PROBLEM DETAILS: What lines in the data hold the string "Subdivision"? Show them.

Interface dataset entries
..............................

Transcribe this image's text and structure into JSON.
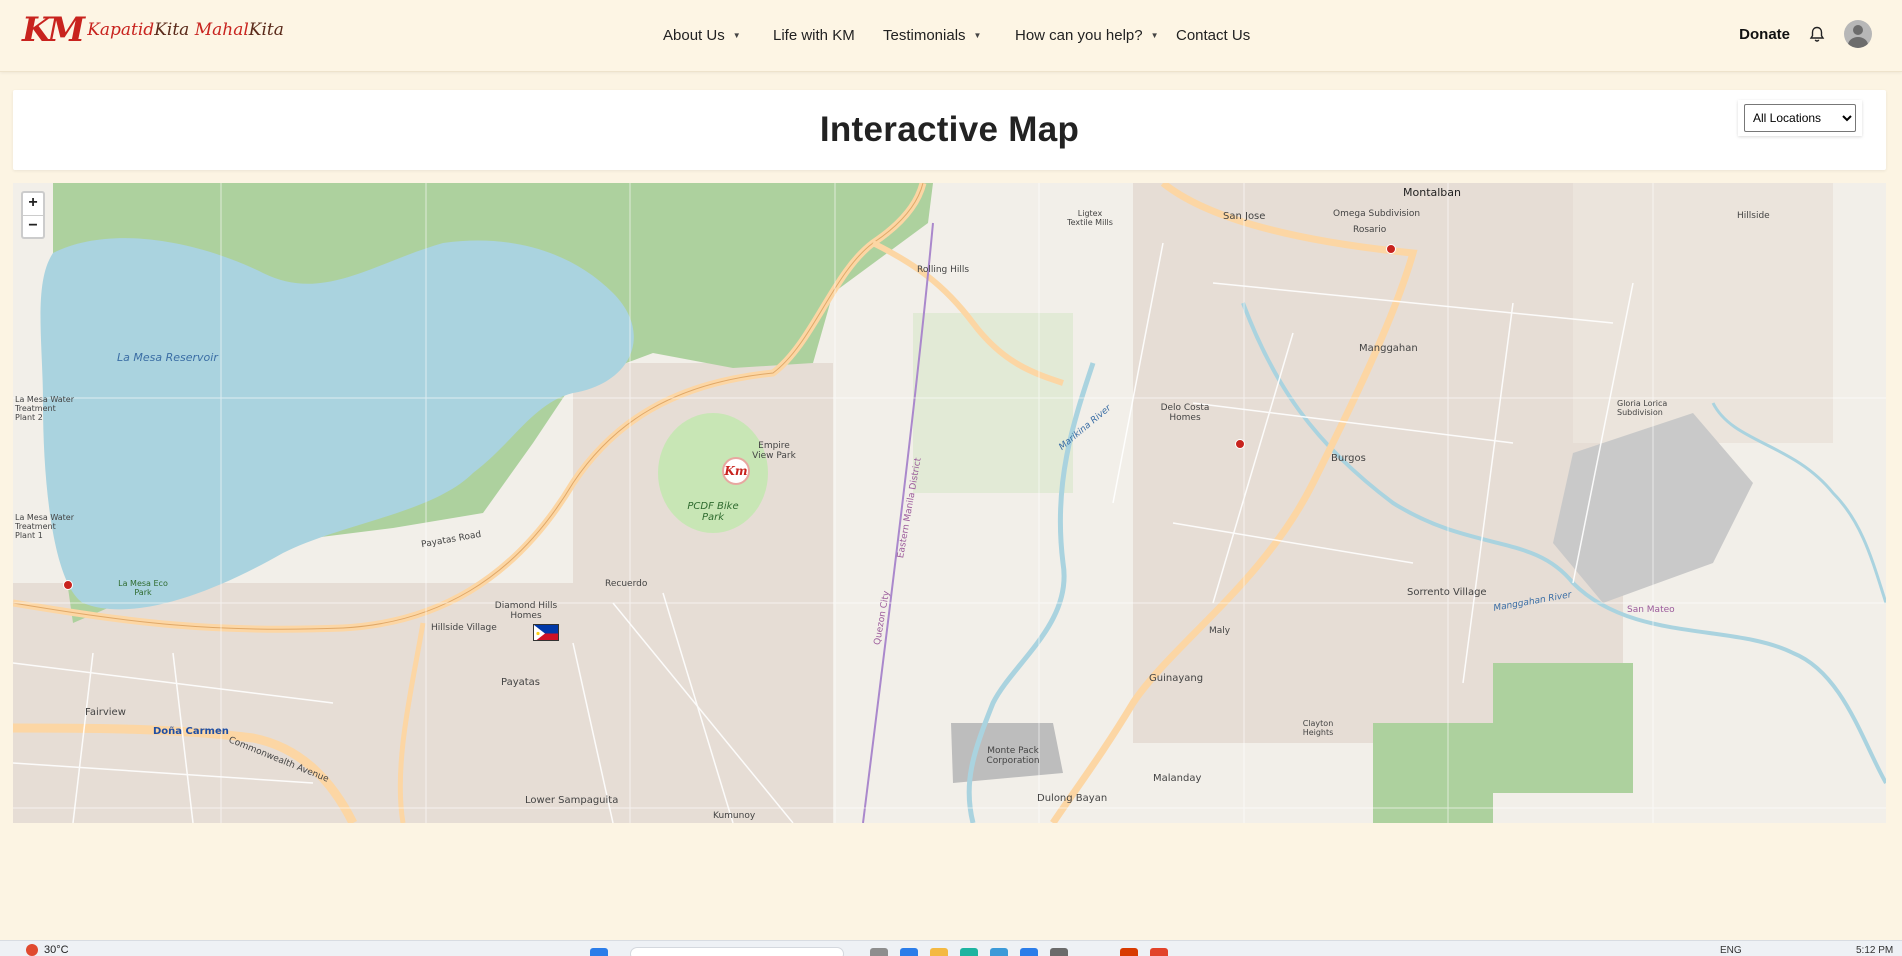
{
  "brand": {
    "logo_mark": "KM",
    "name_part1": "Kapatid",
    "name_part2": "Kita",
    "name_part3": "Mahal",
    "name_part4": "Kita"
  },
  "nav": {
    "items": [
      {
        "label": "About Us",
        "has_dropdown": true
      },
      {
        "label": "Life with KM",
        "has_dropdown": false
      },
      {
        "label": "Testimonials",
        "has_dropdown": true
      },
      {
        "label": "How can you help?",
        "has_dropdown": true
      },
      {
        "label": "Contact Us",
        "has_dropdown": false
      }
    ],
    "donate_label": "Donate",
    "bell_icon": "bell-icon",
    "avatar_icon": "user-avatar-icon"
  },
  "page": {
    "title": "Interactive Map",
    "location_filter": {
      "selected": "All Locations",
      "options": [
        "All Locations"
      ]
    }
  },
  "map": {
    "zoom_in": "+",
    "zoom_out": "−",
    "labels": {
      "la_mesa": "La Mesa Reservoir",
      "montalban": "Montalban",
      "san_jose": "San Jose",
      "rosario": "Rosario",
      "omega": "Omega Subdivision",
      "manggahan": "Manggahan",
      "burgos": "Burgos",
      "sorrento": "Sorrento Village",
      "guinayang": "Guinayang",
      "malanday": "Malanday",
      "monte_pack": "Monte Pack Corporation",
      "dulong_bayan": "Dulong Bayan",
      "clayton": "Clayton Heights",
      "dona_carmen": "Doña Carmen",
      "fairview": "Fairview",
      "payatas": "Payatas",
      "lower_sampaguita": "Lower Sampaguita",
      "kumunoy": "Kumunoy",
      "diamond_hills": "Diamond Hills Homes",
      "hillside": "Hillside Village",
      "recuerdo": "Recuerdo",
      "pcdf": "PCDF Bike Park",
      "empire_view": "Empire View Park",
      "rolling_hills": "Rolling Hills",
      "la_mesa_eco": "La Mesa Eco Park",
      "payatas_road": "Payatas Road",
      "commonwealth": "Commonwealth Avenue",
      "delo_costa": "Delo Costa Homes",
      "hillside_top": "Hillside",
      "gloria": "Gloria Lorica Subdivision",
      "marikina_river": "Marikina River",
      "manggahan_river": "Manggahan River",
      "san_mateo": "San Mateo",
      "quezon_city": "Quezon City",
      "eastern_manila": "Eastern Manila District",
      "treatment1": "La Mesa Water Treatment Plant 1",
      "treatment2": "La Mesa Water Treatment Plant 2",
      "maly": "Maly",
      "ligtex": "Ligtex Textile Mills"
    }
  },
  "taskbar": {
    "weather": "30°C",
    "language": "ENG",
    "time": "5:12 PM"
  },
  "colors": {
    "page_bg": "#fcf4e3",
    "brand_red": "#c8231e",
    "water": "#aad3df",
    "forest": "#add19e",
    "road_major": "#fcd6a4"
  }
}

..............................

RESPONSE TO THIS TASK:
      "omega": "Omega Subdivision",
      "gloria": "Gloria Lorica Subdivision",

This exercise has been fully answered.